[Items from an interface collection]
^^^^^^^^

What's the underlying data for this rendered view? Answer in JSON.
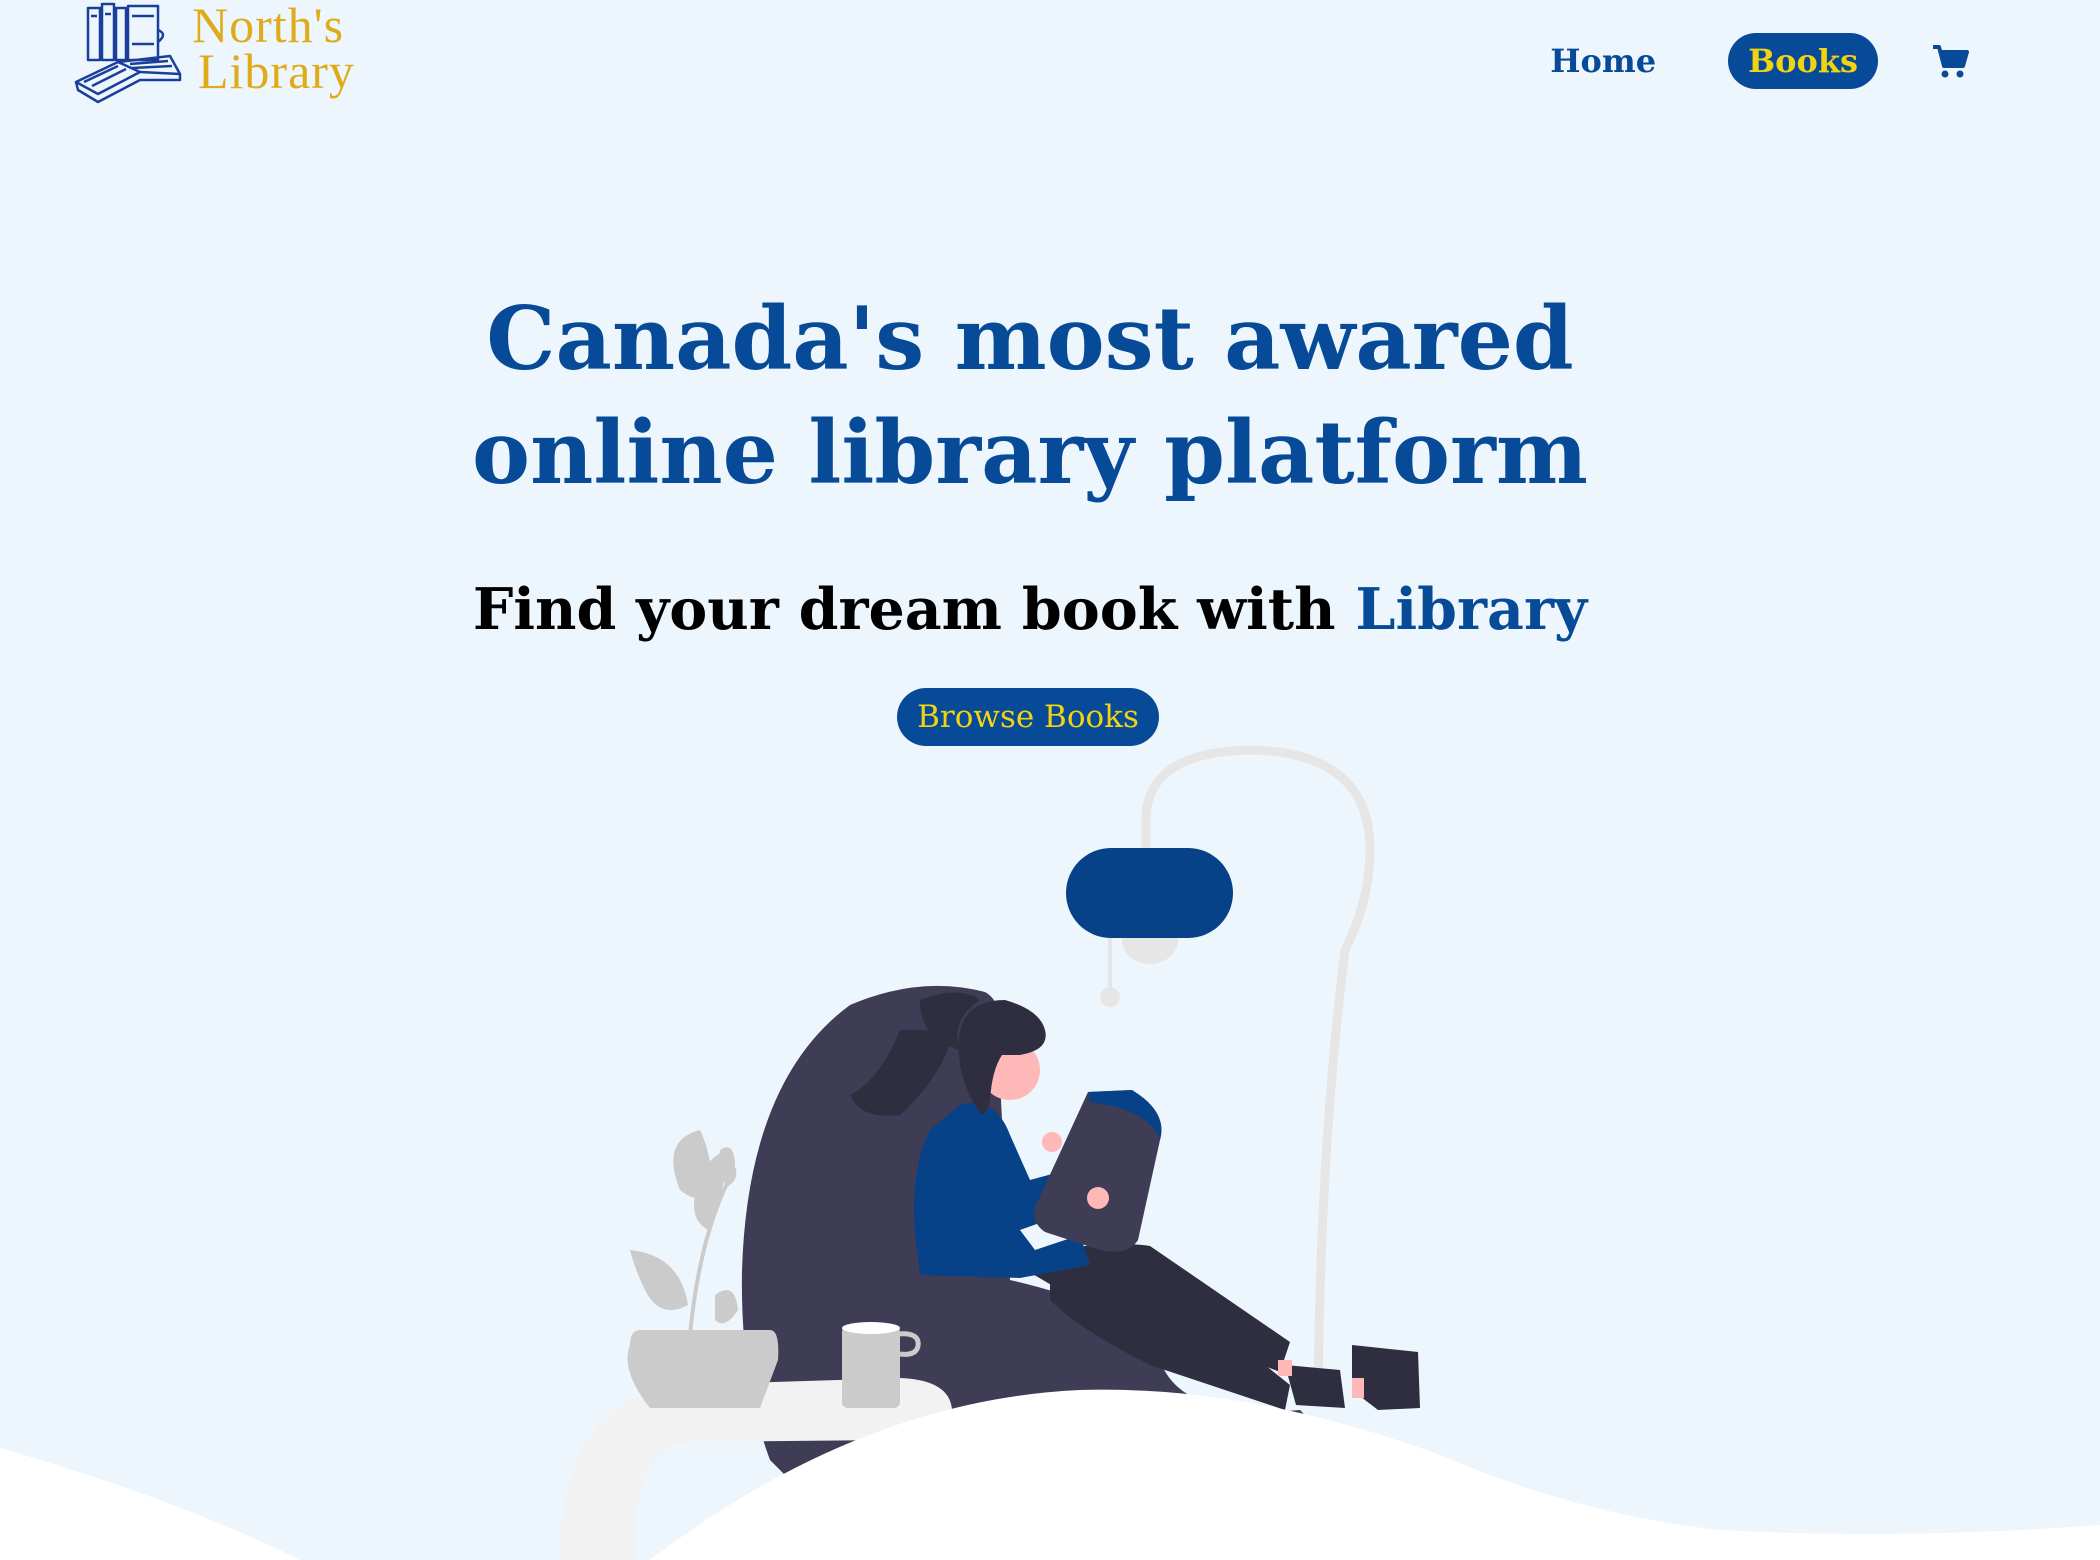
{
  "brand": {
    "line1": "North's",
    "line2": "Library"
  },
  "nav": {
    "home_label": "Home",
    "books_label": "Books",
    "cart_icon": "cart-icon"
  },
  "hero": {
    "title_line1": "Canada's most awared",
    "title_line2": "online library platform",
    "subtitle_prefix": "Find your dream book with",
    "subtitle_accent": "Library",
    "cta_label": "Browse Books"
  },
  "colors": {
    "background": "#eef6fd",
    "primary": "#074b98",
    "accent_yellow": "#f2d311",
    "logo_gold": "#e0ab1a"
  }
}
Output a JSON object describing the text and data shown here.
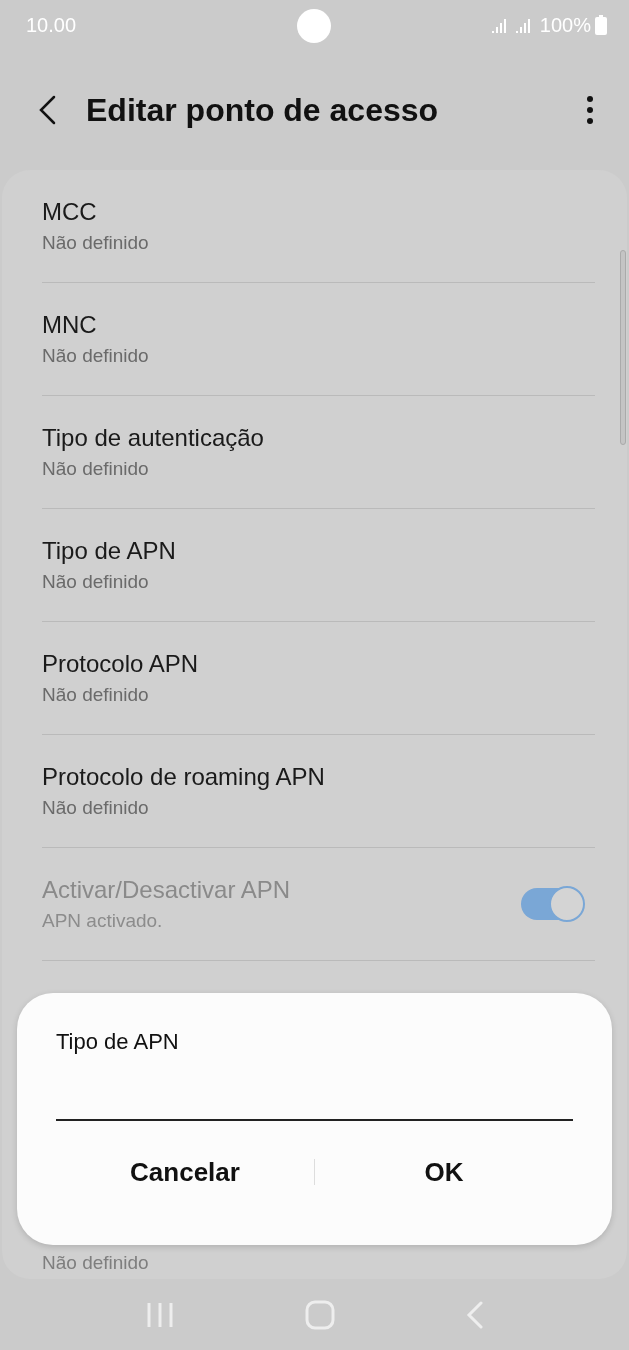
{
  "status_bar": {
    "time": "10.00",
    "battery": "100%"
  },
  "header": {
    "title": "Editar ponto de acesso"
  },
  "settings": [
    {
      "kind": "text",
      "title": "MCC",
      "subtitle": "Não definido",
      "disabled": false
    },
    {
      "kind": "text",
      "title": "MNC",
      "subtitle": "Não definido",
      "disabled": false
    },
    {
      "kind": "text",
      "title": "Tipo de autenticação",
      "subtitle": "Não definido",
      "disabled": false
    },
    {
      "kind": "text",
      "title": "Tipo de APN",
      "subtitle": "Não definido",
      "disabled": false
    },
    {
      "kind": "text",
      "title": "Protocolo APN",
      "subtitle": "Não definido",
      "disabled": false
    },
    {
      "kind": "text",
      "title": "Protocolo de roaming APN",
      "subtitle": "Não definido",
      "disabled": false
    },
    {
      "kind": "switch",
      "title": "Activar/Desactivar APN",
      "subtitle": "APN activado.",
      "disabled": true,
      "on": true
    }
  ],
  "partial_row": {
    "subtitle": "Não definido"
  },
  "dialog": {
    "title": "Tipo de APN",
    "buttons": [
      "Cancelar",
      "OK"
    ]
  }
}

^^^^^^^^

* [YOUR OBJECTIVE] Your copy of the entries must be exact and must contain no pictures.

* [ANSWER TO THIS EXERCISE]
What's the underlying data for this rendered view? Answer in JSON.
{
  "brand": {
    "line1": "North's",
    "line2": "Library"
  },
  "nav": {
    "home_label": "Home",
    "books_label": "Books",
    "cart_icon": "cart-icon"
  },
  "hero": {
    "title_line1": "Canada's most awared",
    "title_line2": "online library platform",
    "subtitle_prefix": "Find your dream book with",
    "subtitle_accent": "Library",
    "cta_label": "Browse Books"
  },
  "colors": {
    "background": "#eef6fd",
    "primary": "#074b98",
    "accent_yellow": "#f2d311",
    "logo_gold": "#e0ab1a"
  }
}
Output a JSON object describing the text and data shown here.
{
  "status_bar": {
    "time": "10.00",
    "battery": "100%"
  },
  "header": {
    "title": "Editar ponto de acesso"
  },
  "settings": [
    {
      "kind": "text",
      "title": "MCC",
      "subtitle": "Não definido",
      "disabled": false
    },
    {
      "kind": "text",
      "title": "MNC",
      "subtitle": "Não definido",
      "disabled": false
    },
    {
      "kind": "text",
      "title": "Tipo de autenticação",
      "subtitle": "Não definido",
      "disabled": false
    },
    {
      "kind": "text",
      "title": "Tipo de APN",
      "subtitle": "Não definido",
      "disabled": false
    },
    {
      "kind": "text",
      "title": "Protocolo APN",
      "subtitle": "Não definido",
      "disabled": false
    },
    {
      "kind": "text",
      "title": "Protocolo de roaming APN",
      "subtitle": "Não definido",
      "disabled": false
    },
    {
      "kind": "switch",
      "title": "Activar/Desactivar APN",
      "subtitle": "APN activado.",
      "disabled": true,
      "on": true
    }
  ],
  "partial_row": {
    "subtitle": "Não definido"
  },
  "dialog": {
    "title": "Tipo de APN",
    "buttons": [
      "Cancelar",
      "OK"
    ]
  }
}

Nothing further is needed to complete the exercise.